He said: "It is time for prosecutors and investigators in Thailand to immediately drop these outrageous and punitive charges against our colleague Jonathan Head."

"Head's reporting has raised important questions about Thailand's deteriorating political situation and he should be allowed to report without fear of official reprisals."

One complaint is related to a December 3 article in which Mr Head speculated about the relationship between the palace and the anti-government protest group that took over Bangkok's main international and domestic airports for eight days.

In the earlier complaint in May, Mr Wattanasak submitted as evidence 11 articles from the BBC website, even though some were not written by Mr Head. He also submitted a photograph of Mr Head shaking hands with former prime minister Thaksin Shinawatra before an interview in late 2001.

Mr Thaksin, accused of corruption and abuse of power, was ousted by a September 2006 military coup. His critics also accused him of trying to usurp royal power and being disrespectful to the king.

Businesses and entrepreneurs from Laos, Cambodia and Vietnam to be honoured

VOV News

An awards ceremony for outstanding businesses and entrepreneurs from Laos, Cambodia and Vietnam will be held on January 18, 2009, according to the Vietnam Association of Small and Medium-sized enterprises (Vinasme).

According to the organizing board, the awards will be presented to successful businesses and entrepreneurs from Laos, Cambodia and Vietnam for their remarkable achievements in production, business, services and social welfare activities.

The awards will contribute to strengthening exchanges between enterprises to explore business opportunities in the three countries.

At present, more than 100 businesses and entrepreneurs have entered the contest as candidates for the award.

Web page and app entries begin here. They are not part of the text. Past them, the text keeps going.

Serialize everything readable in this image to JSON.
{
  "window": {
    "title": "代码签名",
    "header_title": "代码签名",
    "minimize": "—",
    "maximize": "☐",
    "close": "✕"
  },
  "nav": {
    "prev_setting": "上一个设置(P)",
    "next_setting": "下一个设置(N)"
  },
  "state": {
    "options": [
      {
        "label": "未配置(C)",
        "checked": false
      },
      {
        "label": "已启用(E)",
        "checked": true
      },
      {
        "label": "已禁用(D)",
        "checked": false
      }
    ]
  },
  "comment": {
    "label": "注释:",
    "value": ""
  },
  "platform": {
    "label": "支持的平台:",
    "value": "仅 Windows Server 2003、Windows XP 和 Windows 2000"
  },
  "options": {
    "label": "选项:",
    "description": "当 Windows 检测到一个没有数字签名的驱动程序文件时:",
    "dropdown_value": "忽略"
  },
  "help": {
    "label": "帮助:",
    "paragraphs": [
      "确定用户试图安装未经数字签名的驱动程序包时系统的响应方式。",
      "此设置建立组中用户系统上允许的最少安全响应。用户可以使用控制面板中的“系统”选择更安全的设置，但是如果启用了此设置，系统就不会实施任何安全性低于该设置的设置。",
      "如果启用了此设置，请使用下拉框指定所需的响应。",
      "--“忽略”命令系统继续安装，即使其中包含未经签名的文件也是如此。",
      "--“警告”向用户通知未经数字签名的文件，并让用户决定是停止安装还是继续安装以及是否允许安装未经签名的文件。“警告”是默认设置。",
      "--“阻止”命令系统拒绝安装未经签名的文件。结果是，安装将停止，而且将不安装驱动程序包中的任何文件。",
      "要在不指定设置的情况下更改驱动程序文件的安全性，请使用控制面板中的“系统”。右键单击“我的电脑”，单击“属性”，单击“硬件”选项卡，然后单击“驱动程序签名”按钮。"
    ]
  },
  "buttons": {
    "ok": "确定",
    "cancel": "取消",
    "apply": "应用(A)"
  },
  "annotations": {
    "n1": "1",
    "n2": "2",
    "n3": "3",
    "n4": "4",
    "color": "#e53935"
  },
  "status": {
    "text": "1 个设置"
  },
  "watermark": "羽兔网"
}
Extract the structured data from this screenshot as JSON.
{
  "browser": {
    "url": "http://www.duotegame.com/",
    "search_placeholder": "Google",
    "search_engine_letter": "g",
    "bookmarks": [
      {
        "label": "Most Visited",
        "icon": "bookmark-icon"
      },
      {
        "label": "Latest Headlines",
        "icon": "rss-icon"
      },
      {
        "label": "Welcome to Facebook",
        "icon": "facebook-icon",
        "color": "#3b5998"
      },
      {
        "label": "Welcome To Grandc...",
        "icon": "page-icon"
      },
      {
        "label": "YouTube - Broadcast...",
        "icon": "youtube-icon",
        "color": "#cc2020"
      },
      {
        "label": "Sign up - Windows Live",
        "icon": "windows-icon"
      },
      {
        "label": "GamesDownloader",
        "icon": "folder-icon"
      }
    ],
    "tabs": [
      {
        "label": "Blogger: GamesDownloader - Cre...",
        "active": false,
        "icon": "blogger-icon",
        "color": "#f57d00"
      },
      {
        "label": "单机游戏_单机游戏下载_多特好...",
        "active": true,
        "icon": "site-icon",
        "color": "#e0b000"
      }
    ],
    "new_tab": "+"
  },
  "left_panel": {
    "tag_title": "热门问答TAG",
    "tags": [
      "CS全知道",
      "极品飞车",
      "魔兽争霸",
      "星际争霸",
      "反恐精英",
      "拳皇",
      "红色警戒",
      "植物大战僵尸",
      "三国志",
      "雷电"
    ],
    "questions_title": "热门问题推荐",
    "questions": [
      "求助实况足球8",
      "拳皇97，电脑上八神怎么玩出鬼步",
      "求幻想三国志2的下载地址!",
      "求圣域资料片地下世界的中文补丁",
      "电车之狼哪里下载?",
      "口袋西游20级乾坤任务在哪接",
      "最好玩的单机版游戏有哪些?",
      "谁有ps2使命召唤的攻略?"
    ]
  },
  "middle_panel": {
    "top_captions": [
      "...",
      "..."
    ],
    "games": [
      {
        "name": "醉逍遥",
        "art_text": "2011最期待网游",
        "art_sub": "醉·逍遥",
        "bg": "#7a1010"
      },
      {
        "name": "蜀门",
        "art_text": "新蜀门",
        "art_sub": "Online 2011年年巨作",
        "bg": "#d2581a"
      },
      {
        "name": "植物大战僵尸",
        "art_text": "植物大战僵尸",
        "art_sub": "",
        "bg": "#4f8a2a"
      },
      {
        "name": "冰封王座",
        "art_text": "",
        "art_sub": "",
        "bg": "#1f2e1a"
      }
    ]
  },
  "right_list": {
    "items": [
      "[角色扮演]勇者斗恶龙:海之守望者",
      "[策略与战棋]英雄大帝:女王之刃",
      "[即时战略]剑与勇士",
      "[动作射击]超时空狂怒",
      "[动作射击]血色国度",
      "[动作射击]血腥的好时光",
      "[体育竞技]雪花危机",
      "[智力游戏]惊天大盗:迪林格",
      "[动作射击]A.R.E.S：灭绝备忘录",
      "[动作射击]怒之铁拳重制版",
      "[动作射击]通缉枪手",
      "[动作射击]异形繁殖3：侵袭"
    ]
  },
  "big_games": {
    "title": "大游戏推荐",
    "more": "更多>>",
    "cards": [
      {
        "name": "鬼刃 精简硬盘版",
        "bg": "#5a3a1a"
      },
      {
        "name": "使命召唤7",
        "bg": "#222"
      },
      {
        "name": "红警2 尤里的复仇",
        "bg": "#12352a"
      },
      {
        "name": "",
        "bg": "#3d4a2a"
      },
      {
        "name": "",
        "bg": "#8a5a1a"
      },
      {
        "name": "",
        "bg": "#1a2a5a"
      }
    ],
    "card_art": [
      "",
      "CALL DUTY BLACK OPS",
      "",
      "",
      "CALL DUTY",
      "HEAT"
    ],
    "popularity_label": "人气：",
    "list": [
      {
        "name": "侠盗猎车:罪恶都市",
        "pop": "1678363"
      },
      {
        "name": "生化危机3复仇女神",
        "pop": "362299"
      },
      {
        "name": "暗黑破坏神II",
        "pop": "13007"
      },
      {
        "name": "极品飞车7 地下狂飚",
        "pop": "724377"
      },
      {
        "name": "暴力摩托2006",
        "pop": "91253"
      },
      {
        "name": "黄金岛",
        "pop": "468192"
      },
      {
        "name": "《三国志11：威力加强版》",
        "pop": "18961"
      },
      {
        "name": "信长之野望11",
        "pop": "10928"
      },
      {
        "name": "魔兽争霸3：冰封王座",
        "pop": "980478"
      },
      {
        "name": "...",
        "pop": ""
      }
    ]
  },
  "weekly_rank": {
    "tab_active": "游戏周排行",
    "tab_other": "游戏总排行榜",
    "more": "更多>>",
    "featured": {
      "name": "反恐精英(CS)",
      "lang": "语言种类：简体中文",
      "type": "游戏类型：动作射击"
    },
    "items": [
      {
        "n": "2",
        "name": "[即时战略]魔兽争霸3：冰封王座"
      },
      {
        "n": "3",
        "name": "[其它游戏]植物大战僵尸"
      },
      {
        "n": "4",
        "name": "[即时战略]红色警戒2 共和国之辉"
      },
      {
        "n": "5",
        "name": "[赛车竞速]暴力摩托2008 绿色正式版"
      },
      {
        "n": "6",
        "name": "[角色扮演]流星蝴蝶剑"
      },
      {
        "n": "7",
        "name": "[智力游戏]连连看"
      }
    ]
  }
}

The event was co-organised by Vinasme, the Economics Department under the Ministry of National Defense, and the Vietnam-Laos-Cambodia economic and development association.